Required action: For each line below that contains the word "icon", make a copy.

Task data:
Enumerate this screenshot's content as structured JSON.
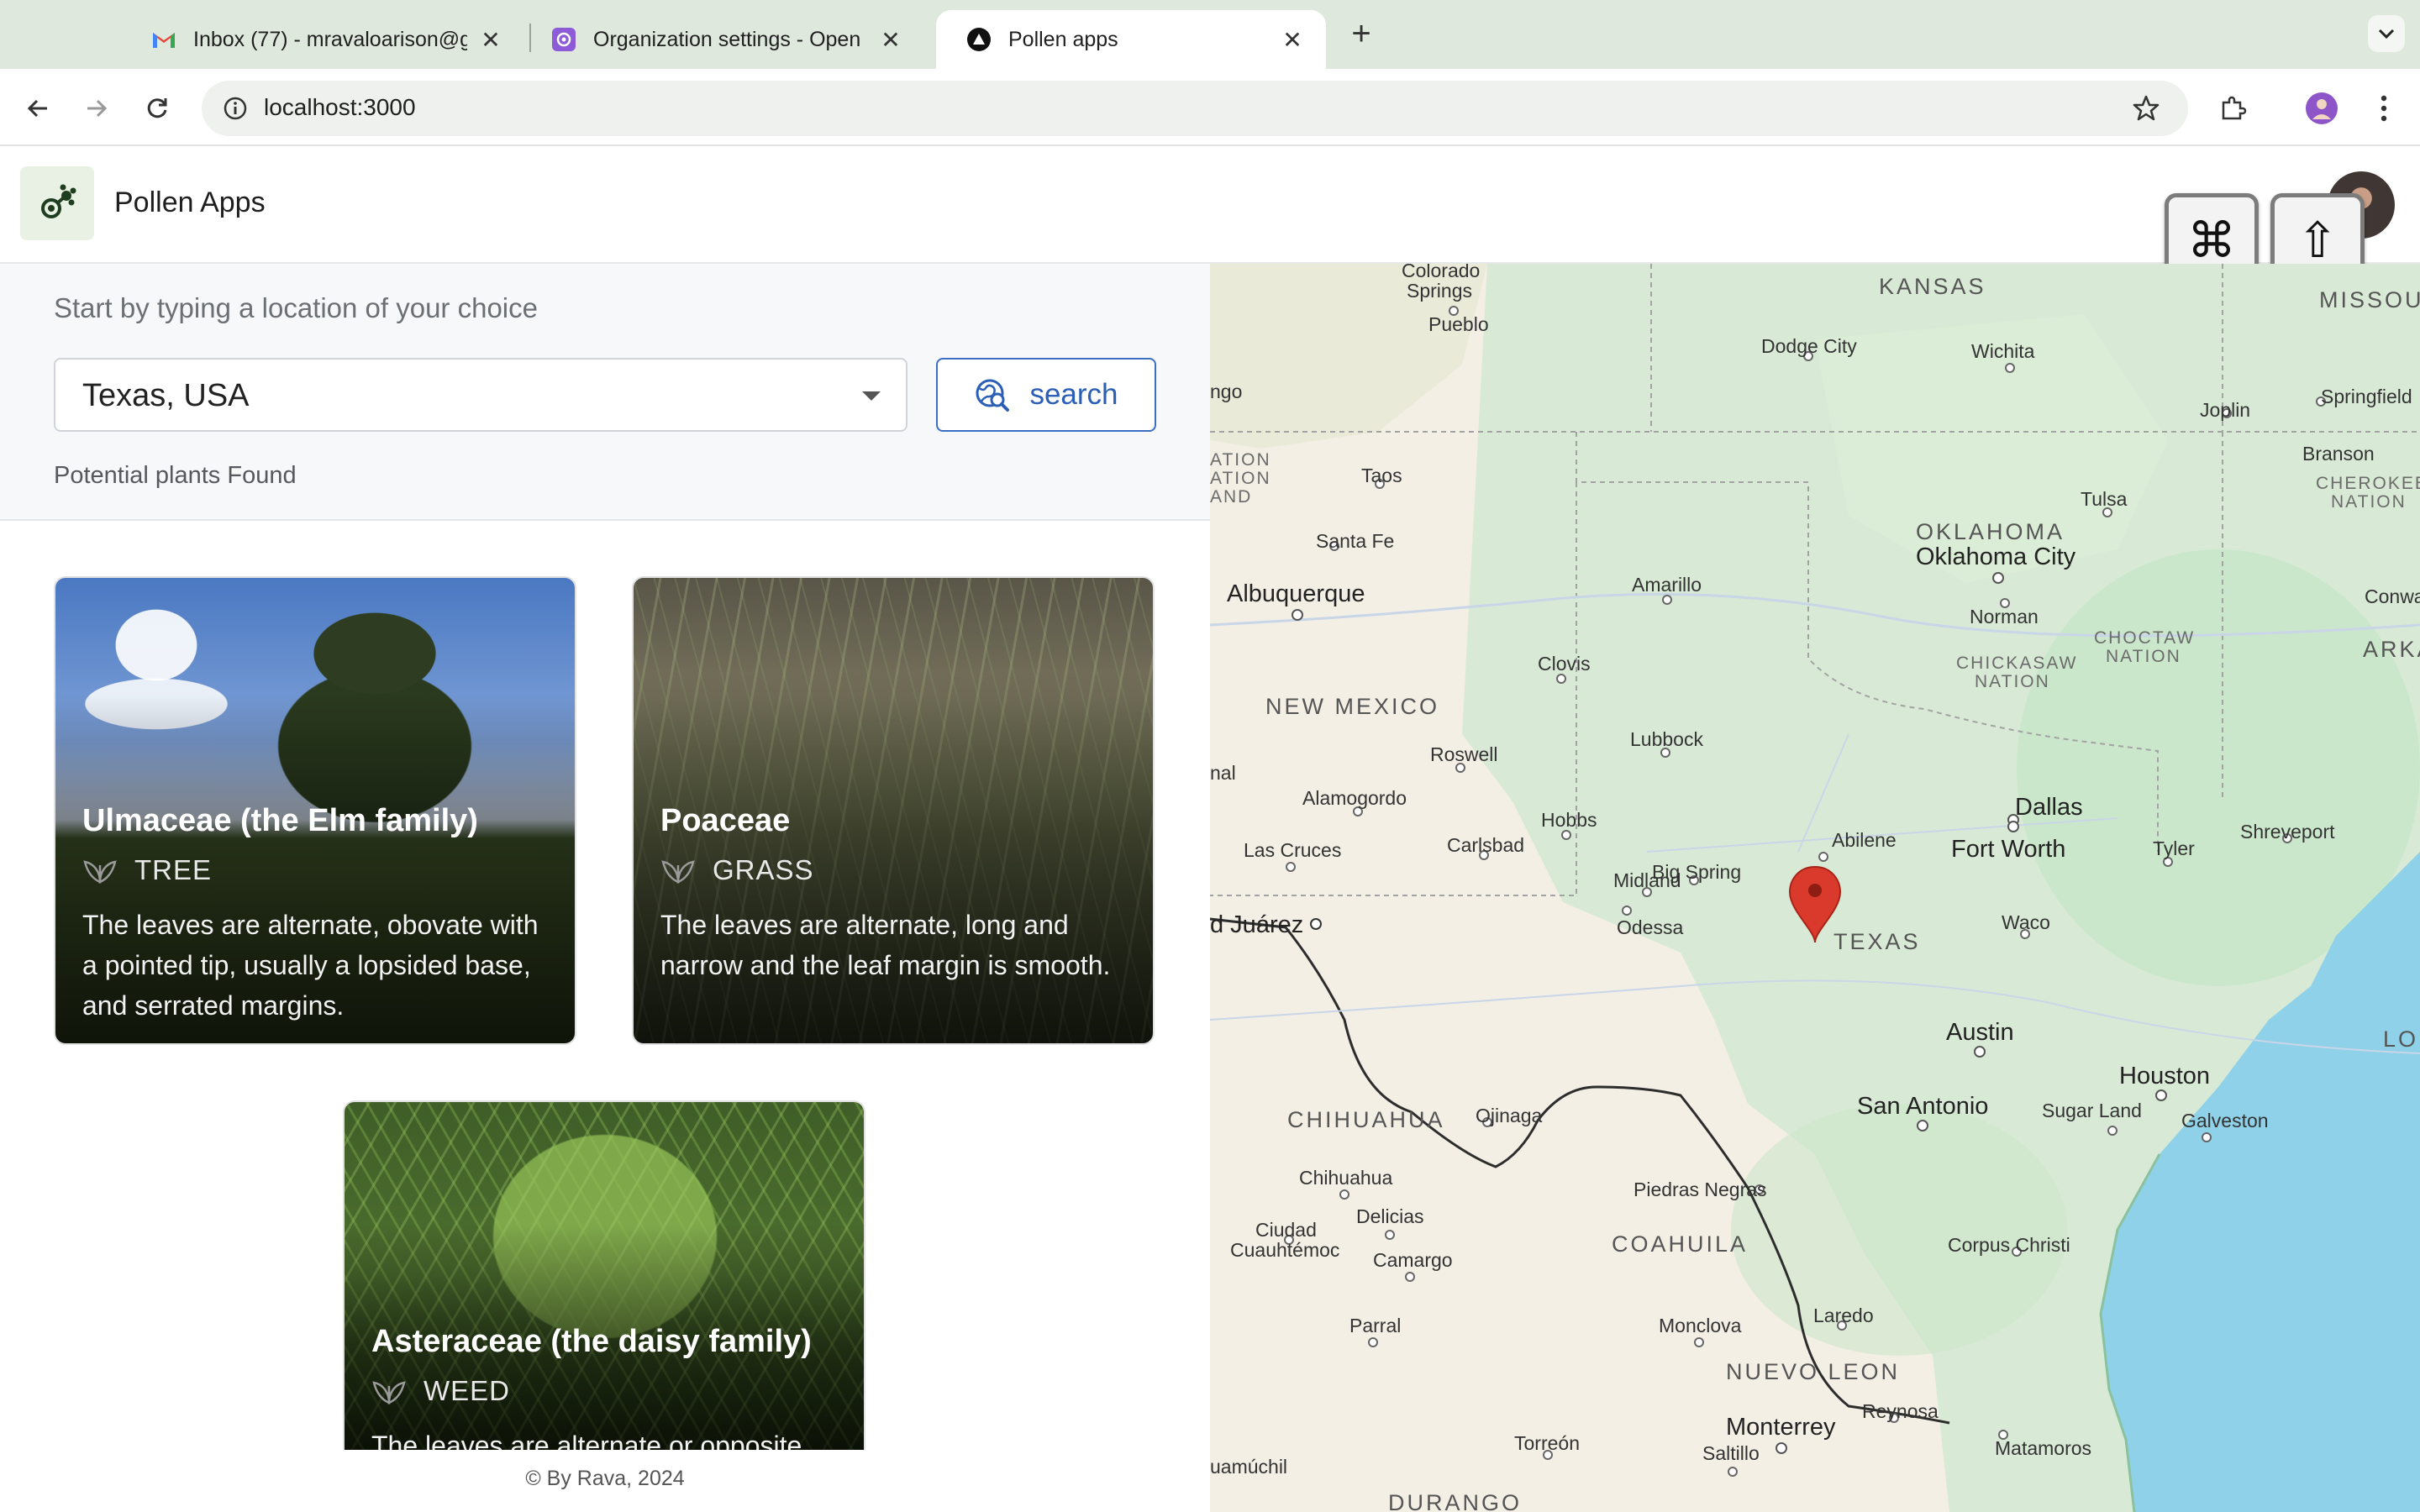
{
  "browser": {
    "tabs": [
      {
        "title": "Inbox (77) - mravaloarison@g",
        "icon": "gmail-icon"
      },
      {
        "title": "Organization settings - Open",
        "icon": "openai-icon"
      },
      {
        "title": "Pollen apps",
        "icon": "app-triangle-icon",
        "active": true
      }
    ],
    "url": "localhost:3000"
  },
  "app": {
    "name": "Pollen Apps",
    "keycaps": [
      "⌘",
      "⇧"
    ]
  },
  "search": {
    "prompt": "Start by typing a location of your choice",
    "location": "Texas, USA",
    "button_label": "search",
    "results_label": "Potential plants Found"
  },
  "plants": [
    {
      "name": "Ulmaceae (the Elm family)",
      "type": "TREE",
      "description": "The leaves are alternate, obovate with a pointed tip, usually a lopsided base, and serrated margins."
    },
    {
      "name": "Poaceae",
      "type": "GRASS",
      "description": "The leaves are alternate, long and narrow and the leaf margin is smooth."
    },
    {
      "name": "Asteraceae (the daisy family)",
      "type": "WEED",
      "description": "The leaves are alternate or opposite,"
    }
  ],
  "footer": "© By Rava, 2024",
  "map": {
    "states": [
      "KANSAS",
      "MISSOU",
      "OKLAHOMA",
      "NEW MEXICO",
      "TEXAS",
      "ARKANS",
      "LOU",
      "CHIHUAHUA",
      "COAHUILA",
      "NUEVO LEON",
      "DURANGO"
    ],
    "nations": [
      "ATION",
      "ATION",
      "AND",
      "CHEROKEE",
      "NATION",
      "CHICKASAW",
      "NATION",
      "CHOCTAW",
      "NATION"
    ],
    "cities_big": [
      "Albuquerque",
      "Oklahoma City",
      "Dallas",
      "Fort Worth",
      "Austin",
      "San Antonio",
      "Houston",
      "Monterrey"
    ],
    "cities": [
      "Colorado",
      "Springs",
      "Pueblo",
      "Dodge City",
      "Wichita",
      "Joplin",
      "Springfield",
      "Branson",
      "Taos",
      "Santa Fe",
      "Amarillo",
      "Tulsa",
      "Norman",
      "Conway",
      "Clovis",
      "Roswell",
      "Lubbock",
      "Alamogordo",
      "Hobbs",
      "Las Cruces",
      "Carlsbad",
      "Big Spring",
      "Midland",
      "Abilene",
      "Odessa",
      "Tyler",
      "Shreveport",
      "Waco",
      "Ojinaga",
      "Chihuahua",
      "Delicias",
      "Ciudad",
      "Cuauhtémoc",
      "Camargo",
      "Piedras Negras",
      "Sugar Land",
      "Galveston",
      "Parral",
      "Laredo",
      "Corpus Christi",
      "Monclova",
      "Reynosa",
      "Matamoros",
      "Torreón",
      "Saltillo",
      "uamúchil",
      "ngo",
      "nal",
      "d Juárez"
    ],
    "marker_icon": "map-pin-icon",
    "marker_color": "#d93a2b"
  }
}
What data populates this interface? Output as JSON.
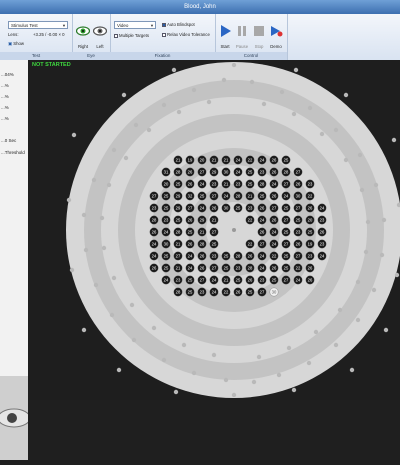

Completed exercise:
        "icon": "gmail-icon"
        "icon": "openai-icon"
        "icon": "app-triangle-icon",
    "marker_icon": "map-pin-icon",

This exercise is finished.